Bernando Provenzano, the mafia chief, who evaded capture so many times in his native Sicily that he earned the nickname "The phantom of Corleone", was not undone by an informant or rival mob member – but by his washing.
Provenzano was captured on Tuesday in a farmhouse outside the town of Corleone, his long-time power base made famous in the film The Godfather.
Police tracked a package of clean laundry that was being delivered to his hideout and moved in when they saw a hand emerge from the door to collect it.
Investigators said cameras with a range of more than a kilometre had been trained on suspected accomplices for several days, as well as the Corleone home where Provenzano's wife and children live.
They had closed in on Provenzano's whereabouts by placing wiretaps in packages of messages and bundles of laundry being sent to him.
Only when police were able to confirm who the "old farmer" residing in the previously abandoned farmhouse really was, did they move in.
Bernando Provenzano is not the first fugitive to be caught in a less than glamorous manner

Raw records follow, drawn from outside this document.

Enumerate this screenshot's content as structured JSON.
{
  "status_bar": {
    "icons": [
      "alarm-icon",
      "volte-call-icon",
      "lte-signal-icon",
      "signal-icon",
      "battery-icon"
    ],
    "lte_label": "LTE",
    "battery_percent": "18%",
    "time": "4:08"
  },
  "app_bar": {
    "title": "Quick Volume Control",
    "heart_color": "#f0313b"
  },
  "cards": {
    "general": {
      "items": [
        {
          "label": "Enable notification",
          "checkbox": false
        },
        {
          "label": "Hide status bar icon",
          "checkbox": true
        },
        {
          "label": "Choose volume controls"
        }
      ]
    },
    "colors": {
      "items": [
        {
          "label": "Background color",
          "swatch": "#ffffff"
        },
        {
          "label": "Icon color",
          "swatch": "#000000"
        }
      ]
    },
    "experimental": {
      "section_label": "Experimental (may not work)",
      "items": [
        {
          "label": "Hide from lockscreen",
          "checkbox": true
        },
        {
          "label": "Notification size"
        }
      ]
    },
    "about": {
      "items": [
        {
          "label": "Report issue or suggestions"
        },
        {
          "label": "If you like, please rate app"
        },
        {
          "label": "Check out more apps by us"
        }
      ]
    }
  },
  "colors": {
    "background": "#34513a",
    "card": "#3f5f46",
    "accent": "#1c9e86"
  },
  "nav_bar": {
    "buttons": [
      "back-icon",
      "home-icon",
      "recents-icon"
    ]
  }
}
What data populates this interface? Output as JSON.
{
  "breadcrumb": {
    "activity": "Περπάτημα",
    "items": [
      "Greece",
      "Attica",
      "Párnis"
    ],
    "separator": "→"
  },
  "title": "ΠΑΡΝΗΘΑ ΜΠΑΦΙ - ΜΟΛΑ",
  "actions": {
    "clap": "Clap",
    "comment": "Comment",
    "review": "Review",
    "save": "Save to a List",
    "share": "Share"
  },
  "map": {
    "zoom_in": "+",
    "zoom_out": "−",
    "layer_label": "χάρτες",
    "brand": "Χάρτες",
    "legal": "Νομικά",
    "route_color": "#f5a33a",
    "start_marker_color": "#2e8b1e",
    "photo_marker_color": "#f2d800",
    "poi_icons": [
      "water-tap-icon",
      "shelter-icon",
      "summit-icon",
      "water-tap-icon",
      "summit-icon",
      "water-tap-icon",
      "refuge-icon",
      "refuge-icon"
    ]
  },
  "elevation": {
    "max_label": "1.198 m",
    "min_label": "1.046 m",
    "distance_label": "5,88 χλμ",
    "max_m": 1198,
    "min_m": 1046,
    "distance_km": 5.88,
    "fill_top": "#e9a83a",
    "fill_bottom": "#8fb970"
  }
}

Ilich Ram?rez S?nchez (Carlos the Jackal)
The Venezuelan-born mercenary was at one stage the most wanted man on the planet, best known for a 1975 raid on the Opec headquarters.
The Jackal was finally captured in 1994 when seeking refuge in Sudan. After being admitted to a Khartoum clinic for liposuction, French Law Enforcement agents moved in and arrested him the moment he had been sedated.
Charged with the murder of two policemen in Paris, he is currently serving a life sentence in France.
The former Iraqi president was overthrown by a US-led invasion in 2003.
He fled Baghdad and for a while was the Ace of Spades in the deck of cards handed out to US troops depicting Iraq's most wanted men.
He was found unshaven and bedraggled hiding in a hole near a farmhouse outside his hometown of Tikrit, surviving largely on Mars bars.
He is currently on trial facing charges in connection with a massacre in 1982.
Provenzano had escaped capture for over four decades by relying on Sicilians' longstanding mistrust of the Italian state.
He slept in islanders' homes, had his children born at local hospitals and even used a false name to bill the public health system for prostate treatment he received abroad.
He evaded police custody by changing location every two or three nights and through a series of strategically-placed "moles".
Born into a poor background, Provenzano rose through mafia ranks on the back of his reputation as a ruthless killer.
While on the run, he was convicted in absentia and given life sentences for more than a dozen murders of mobsters and anti-Mafia investigators.
He went by the nickname Binnu (The Tractor) because of his steamroller character and became the undisputed boss of the Sicilian mafia in 1993 after the arrest of Salvatore Riina.
His arrest was greeted jubilantly by police and some local residents alike.
Some officers wept openly with joy, and the 73-year-old was met with shouts of "Bastard! Murderer!" when he was taken by police from a car and into a police building in Palermo.
Italy's national anti-Mafia prosecutor, Piero Grasso, told reporters in Rome that Provenzano "didn't say a word" when arrested, but later acknowledged his identity.
Investigators got a break two years ago when they learnt that Provenzano had twice received treatment for prostate problems at a clinic in Marseilles, France, in 2003.
Provenzano first became a
fugitive in 1963
Descriptions from personnel at the clinic helped the police to obtain a better profile of the mob boss.
Prior to that, the only photos available to police were of him as a young man.
Police told the ANSA news agency that they did not expect a bloody gangland-style battle to succeed Provenzano.
He leaves behind a stable power structure and one of his lieutenants, Salvatore Lo Piccolo, 63, and Matteo Messina Denaro, 43, is expected to take charge.